This should be your guiding principle when reading and answering a kritik in front of me. Debaters seem to rely more on jargon than actually doing the work of explaining and applying their argument. Unnecessarily complex kritiks won't get good speaker points (90% of the time you could have just read the cap k).
No overviews on a separate sheet of paper.
Neg - Kritiks, typically, come from literature bases that have robust explanatory power for the way the world/power/violence works, which I don't see many debaters take advantage of. Instead of using this theory as a way to control large parts of the debate, debaters start and stop at "X is the root cause."
I'm not persuaded much by self-serving counter interpretations on framework. There needs to be a very compelling reason to not let the affirmative weigh the plan. That said, most of the reasons why I shouldn't evaluate the plan are typically offense against it. For example while I don't find the FW interpretation "Debate should be about epistemological assumptions" very convincing, I will definitely vote on "the affirmative's plan relies on a flawed epistemology, which results in serial policy failure."
Stop reading Antonio 95.
Affs - The easiest way to beat a kritik is to defend your aff. Don't force yourself to play the neg's game if you don't know what you're talking about.
Condo seems to be getting a bit excessive, but no one goes for condo anymore so I'm sort of stuck with it.
See “tech vs truth” and “On Evidence.” If your Adv/DA isn't logically consistent then I probably won't vote for it. You should interrogate evidence quality and author qualifications (applies to advantages too).
Evidence quality and consistency is really important to me. Teams should point out when evidence is really bad (looking at you politics DA).
Tech vs Truth
I think of this as more of a continuum as opposed to a binary. I lean more towards truth than tech. For example, I have a higher threshold for arguments like “climate change not real” than “plan doesn’t solve climate change.” I traditionally evaluate the debate in offense/defense paradigm. There is a such thing as a 0% risk.
I enter every debate with the assumption that the resolution is going to play a role in the round. What role it plays, however, is up for debate. I really enjoy “clash of civilizations” debates. I don’t have a preference between skills or fairness standards.
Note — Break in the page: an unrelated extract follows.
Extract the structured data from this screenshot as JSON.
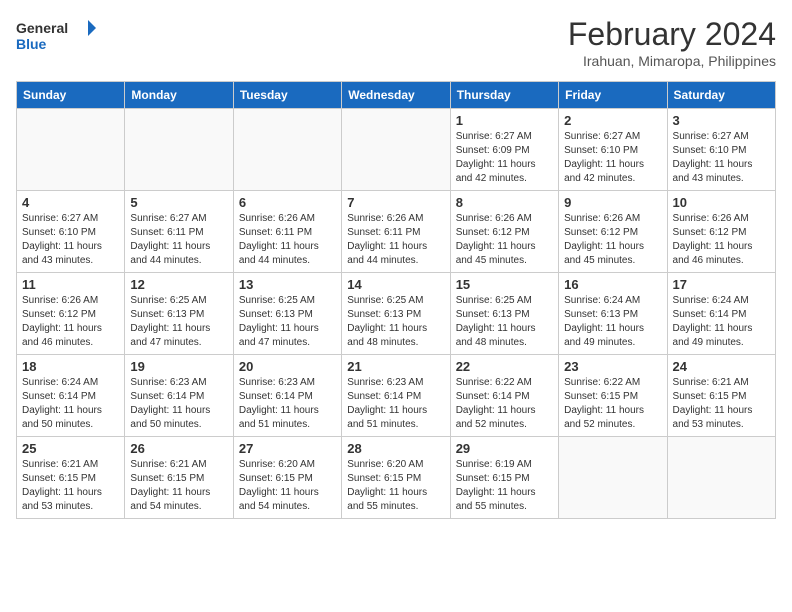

Common reasons I vote aff on FW:
The Neg goes for too many “standards”/"DAs"/whatever-youre-calling-them in the 2NR.
The Neg doesn’t even try to engage the aff’s 2AC to FW.
Stop reading Antonio 95. Yes the second time was intentional.
Common reasons I vote neg on FW:
The Aff doesn’t have an offensive reasons why the TVA is bad.
The Aff doesn’t even try to engage the neg’s standards on FW.
I only flow what I hear, I won't use the doc to correct my flow. If I don't catch an argument/tag because you're too unclear then ¯\_(ãƒ„)_/¯
Guaranteed 30 if you’re paper debate team #PaperDebate
My facial reactions will probably tell you how I feel about your arg.
I won't flow the overview on a separate sheet of paper. Bad.